The province will investigate reports of violence at several group homes for developmentally disabled people in Colchester County.

Community Services Minister Denise Peterson-Rafuse said she ordered the review after hearing about injuries among residents and caregivers at homes run by the Colchester Residential Services Society.

"To me, any abuse is not appropriate," she said Thursday. "I know that it's a high volatile type setting. But we have to put every check and balance in place possible that that doesn't happen. It's people's homes, and they have to safe and comfortable in their home."

The society, a non-profit group, runs five small group homes in Truro. Each home has three or four residents.

Joan Jessome, president of the Nova Scotia Government and General Employees Union, met with workers earlier this week to hear their concerns, then contacted the department.   Jessome said the violence has been an ongoing problem and workers feel their bosses have done little to stop it.

"They've lost the confidence in the employer to manage the homes and the services and the staff.   They say there is no respect, there is a culture of blame, a culture of fear," she said.

According to the Workers Compensation Board, there have been 38 violence-related injuries among staff in the past five years.

Last week, a woman suffered a concussion after another resident attacked her.

Jessome said the employees have told her they're afraid to report cases of violence because they fear they'll be reprimanded.

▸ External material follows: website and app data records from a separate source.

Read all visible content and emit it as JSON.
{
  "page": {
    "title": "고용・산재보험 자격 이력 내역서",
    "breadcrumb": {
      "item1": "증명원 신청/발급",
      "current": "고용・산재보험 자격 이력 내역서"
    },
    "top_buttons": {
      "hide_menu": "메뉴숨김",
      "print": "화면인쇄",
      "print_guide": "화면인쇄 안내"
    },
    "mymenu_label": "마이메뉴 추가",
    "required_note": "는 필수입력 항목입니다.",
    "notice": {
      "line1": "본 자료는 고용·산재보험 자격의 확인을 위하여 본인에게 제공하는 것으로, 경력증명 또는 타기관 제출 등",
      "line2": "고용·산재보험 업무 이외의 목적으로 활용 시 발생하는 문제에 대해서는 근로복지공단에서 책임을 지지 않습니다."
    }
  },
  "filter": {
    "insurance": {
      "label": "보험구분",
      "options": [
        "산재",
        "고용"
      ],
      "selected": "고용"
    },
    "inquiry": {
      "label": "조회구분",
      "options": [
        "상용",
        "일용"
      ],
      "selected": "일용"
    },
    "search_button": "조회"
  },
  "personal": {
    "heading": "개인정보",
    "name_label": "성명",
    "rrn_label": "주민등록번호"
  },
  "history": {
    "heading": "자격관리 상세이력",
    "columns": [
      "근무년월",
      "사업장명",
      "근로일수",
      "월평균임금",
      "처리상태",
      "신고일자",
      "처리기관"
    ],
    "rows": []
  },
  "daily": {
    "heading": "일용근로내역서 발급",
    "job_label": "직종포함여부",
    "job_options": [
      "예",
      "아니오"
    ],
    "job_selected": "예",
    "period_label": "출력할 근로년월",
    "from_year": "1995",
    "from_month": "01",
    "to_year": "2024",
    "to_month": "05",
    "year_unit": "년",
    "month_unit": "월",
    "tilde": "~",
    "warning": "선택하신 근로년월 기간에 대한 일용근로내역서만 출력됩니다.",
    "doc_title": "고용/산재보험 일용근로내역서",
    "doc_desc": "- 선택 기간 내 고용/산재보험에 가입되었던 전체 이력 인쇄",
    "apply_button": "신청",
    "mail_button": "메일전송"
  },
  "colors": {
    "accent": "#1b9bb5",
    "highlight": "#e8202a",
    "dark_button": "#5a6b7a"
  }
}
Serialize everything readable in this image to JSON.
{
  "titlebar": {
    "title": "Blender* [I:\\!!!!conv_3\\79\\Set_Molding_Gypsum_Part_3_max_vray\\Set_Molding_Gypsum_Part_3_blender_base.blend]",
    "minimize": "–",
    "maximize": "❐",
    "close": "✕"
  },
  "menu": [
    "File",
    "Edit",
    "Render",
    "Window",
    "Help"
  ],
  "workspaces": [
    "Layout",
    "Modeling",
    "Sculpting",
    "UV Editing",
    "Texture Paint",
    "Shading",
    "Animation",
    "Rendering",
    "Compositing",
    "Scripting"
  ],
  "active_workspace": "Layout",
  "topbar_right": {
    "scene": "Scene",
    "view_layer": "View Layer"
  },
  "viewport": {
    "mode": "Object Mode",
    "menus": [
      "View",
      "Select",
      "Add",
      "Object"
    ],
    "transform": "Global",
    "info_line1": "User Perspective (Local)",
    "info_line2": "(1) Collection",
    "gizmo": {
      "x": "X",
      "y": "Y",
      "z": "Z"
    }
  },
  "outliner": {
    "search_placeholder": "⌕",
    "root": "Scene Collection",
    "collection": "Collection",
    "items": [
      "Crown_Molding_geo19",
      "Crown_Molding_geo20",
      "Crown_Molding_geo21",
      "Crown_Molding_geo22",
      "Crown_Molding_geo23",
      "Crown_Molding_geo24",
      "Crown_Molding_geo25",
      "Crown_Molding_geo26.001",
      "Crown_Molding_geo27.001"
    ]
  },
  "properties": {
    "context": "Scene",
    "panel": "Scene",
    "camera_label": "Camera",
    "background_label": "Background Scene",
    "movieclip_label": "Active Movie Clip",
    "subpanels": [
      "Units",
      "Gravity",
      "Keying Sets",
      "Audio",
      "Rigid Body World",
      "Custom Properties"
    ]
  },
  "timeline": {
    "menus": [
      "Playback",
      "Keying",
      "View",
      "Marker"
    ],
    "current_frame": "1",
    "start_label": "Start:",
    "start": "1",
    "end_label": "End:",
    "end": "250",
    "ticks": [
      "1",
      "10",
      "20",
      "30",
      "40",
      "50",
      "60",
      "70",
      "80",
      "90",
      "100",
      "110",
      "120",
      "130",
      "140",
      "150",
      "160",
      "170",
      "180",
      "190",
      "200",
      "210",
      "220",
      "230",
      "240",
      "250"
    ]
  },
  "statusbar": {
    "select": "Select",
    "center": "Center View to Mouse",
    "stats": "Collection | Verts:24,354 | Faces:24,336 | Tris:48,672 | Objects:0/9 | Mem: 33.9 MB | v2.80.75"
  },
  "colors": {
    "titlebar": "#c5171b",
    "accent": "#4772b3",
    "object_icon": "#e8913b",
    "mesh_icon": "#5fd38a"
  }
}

Shannon McLellan, director of the society, said her group will co-operate fully with the investigation and will accept any recommendation that comes out of it.

With files from The Canadian Press